In one of the biggest CVS Lawsuits, two of its executives, Carlos Ortiz and John R. Kramer, were in 2008 charged with 20 counts of bribery, mail fraud, and conspiracy. The charges were brought in relation to a corruption probe – Operation Dollar Bill – in the Rhode Island General Assembly. Ortiz and Kramer had hired John Celona, former State Senator, as a media consultant and paid him $12,000 annually. Celona was sentenced to 2 and a half years for a corruption case involving several companies, including CVS. While on CVS’s payroll, John Celona was walked out on a pharmacy choice vote in the senate. He originally claimed that the company never paid him for favors but was the star witness in the prosecution case against Ortiz and Kramer. Despite Celona testifying against the two, however, they were acquitted on all counts on May 31, 2008.
1. Contributing to the Opioid Pandemic (Cleveland)
The biggest lawsuit involving CVS to date is based on charges of contributing to the nationwide opioid pandemic. While there are multiple opioid cases against the company from states all over the country, the first one to yield any results was handled by a federal jury in Cleveland. It involves three of the largest pharmacy chains in the country – Walgreens, Walmart, and of course, CVS Health. The jury found that the companies had substantially contributed to the opioid crisis and related overdoses and deaths in two counties in Ohio. This was the first time either company had been held accountable for the pandemic that has lasted decades. Additionally, the verdict was the first from an opioid case jury and encouraged thousands of similar cases around the country. The decision by the Cleveland jury spelt trouble for CVS because all the other cases against the company rely on a similar legal strategy. Plaintiffs claim that the companies involved contributed to what Cornell describes as a public nuisance. Essentially, they must prove that the opioid crisis is covered under public nuisance. According to the New York Times, judges in Oklahoma and California have rejected the public nuisance argument in cases against manufacturers of opioids. The judges ruled that, per the public nuisance laws in their states, the activities by the pharmaceutical companies were not related to the deaths and overdoses closely enough for the laws to apply. However, in the Cleveland case – brought by Trumbull and Lake Counties – the argument was used successfully. The plaintiffs’ lawyers argued that the pharmacies had ignored the many red flags raised by suspicious orders for opioids at both the local pharmacy level and the headquarters where there should have been oversight. Walmart, Walgreens, and CVS all said that they would appeal the jury’s decision. In a response statement, CVS said, “We look forward to the appeals court review of this case, including the misapplication of public nuisance law.”
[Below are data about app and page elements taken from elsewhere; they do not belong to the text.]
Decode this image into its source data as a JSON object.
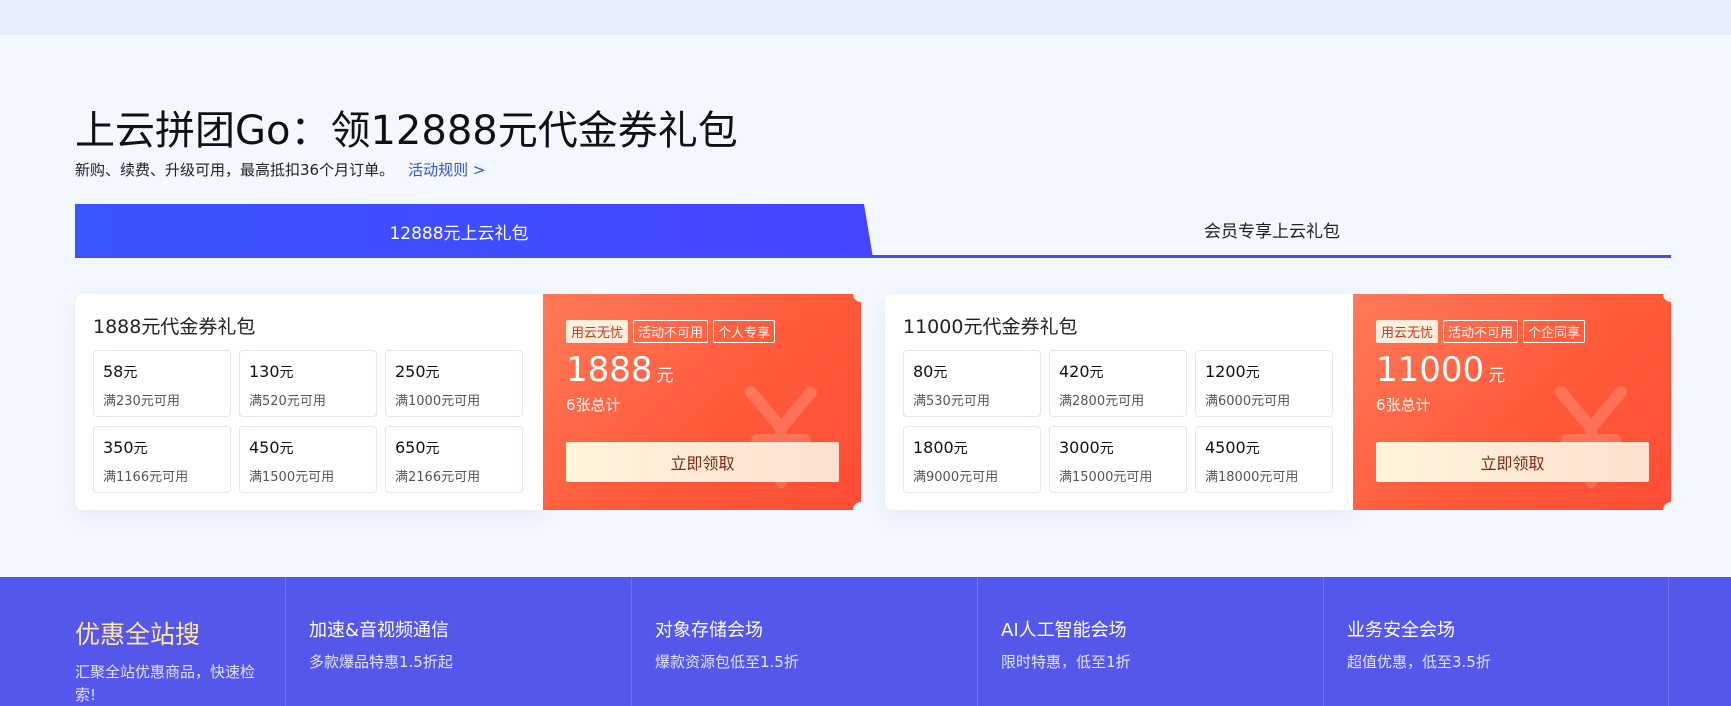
{
  "header": {
    "title": "上云拼团Go：领12888元代金券礼包",
    "subtitle": "新购、续费、升级可用，最高抵扣36个月订单。",
    "rules_link": "活动规则 >"
  },
  "tabs": [
    {
      "label": "12888元上云礼包",
      "active": true
    },
    {
      "label": "会员专享上云礼包",
      "active": false
    }
  ],
  "packages": [
    {
      "name": "1888元代金券礼包",
      "coupons": [
        {
          "amount": "58",
          "unit": "元",
          "condition": "满230元可用"
        },
        {
          "amount": "130",
          "unit": "元",
          "condition": "满520元可用"
        },
        {
          "amount": "250",
          "unit": "元",
          "condition": "满1000元可用"
        },
        {
          "amount": "350",
          "unit": "元",
          "condition": "满1166元可用"
        },
        {
          "amount": "450",
          "unit": "元",
          "condition": "满1500元可用"
        },
        {
          "amount": "650",
          "unit": "元",
          "condition": "满2166元可用"
        }
      ],
      "badges": [
        "用云无忧",
        "活动不可用",
        "个人专享"
      ],
      "total": "1888",
      "total_unit": "元",
      "count_text": "6张总计",
      "button": "立即领取"
    },
    {
      "name": "11000元代金券礼包",
      "coupons": [
        {
          "amount": "80",
          "unit": "元",
          "condition": "满530元可用"
        },
        {
          "amount": "420",
          "unit": "元",
          "condition": "满2800元可用"
        },
        {
          "amount": "1200",
          "unit": "元",
          "condition": "满6000元可用"
        },
        {
          "amount": "1800",
          "unit": "元",
          "condition": "满9000元可用"
        },
        {
          "amount": "3000",
          "unit": "元",
          "condition": "满15000元可用"
        },
        {
          "amount": "4500",
          "unit": "元",
          "condition": "满18000元可用"
        }
      ],
      "badges": [
        "用云无忧",
        "活动不可用",
        "个企同享"
      ],
      "total": "11000",
      "total_unit": "元",
      "count_text": "6张总计",
      "button": "立即领取"
    }
  ],
  "promo": {
    "title": "优惠全站搜",
    "desc": "汇聚全站优惠商品，快速检索!",
    "items": [
      {
        "title": "加速&音视频通信",
        "desc": "多款爆品特惠1.5折起"
      },
      {
        "title": "对象存储会场",
        "desc": "爆款资源包低至1.5折"
      },
      {
        "title": "AI人工智能会场",
        "desc": "限时特惠，低至1折"
      },
      {
        "title": "业务安全会场",
        "desc": "超值优惠，低至3.5折"
      }
    ]
  },
  "colors": {
    "accent_blue": "#3a54ff",
    "coupon_orange": "#ff5a3a",
    "band_blue": "#5457ea",
    "promo_gold": "#ffe7a8"
  }
}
One of the biggest CVS Lawsuits involves the unfortunate opioid pandemic that rocked the entire country. Mid last year, the attorney general of the Commonwealth of Kentucky brought charges against the company, which alleged that CVS’s practices helped advance the pandemic. This is only one of numerous such charges that have been brought against the company in states all over the United States. In September 2016, Maura Healey, the Massachusetts Attorney General, announced a settlement worth $795,000 that required CVS to check state databases before completing prescriptions for controlled substances like addictive opioids. This was in response to allegations made against the company for failing to give pharmacists access to the Prescription Monitoring Program (PMP) in Massachusetts.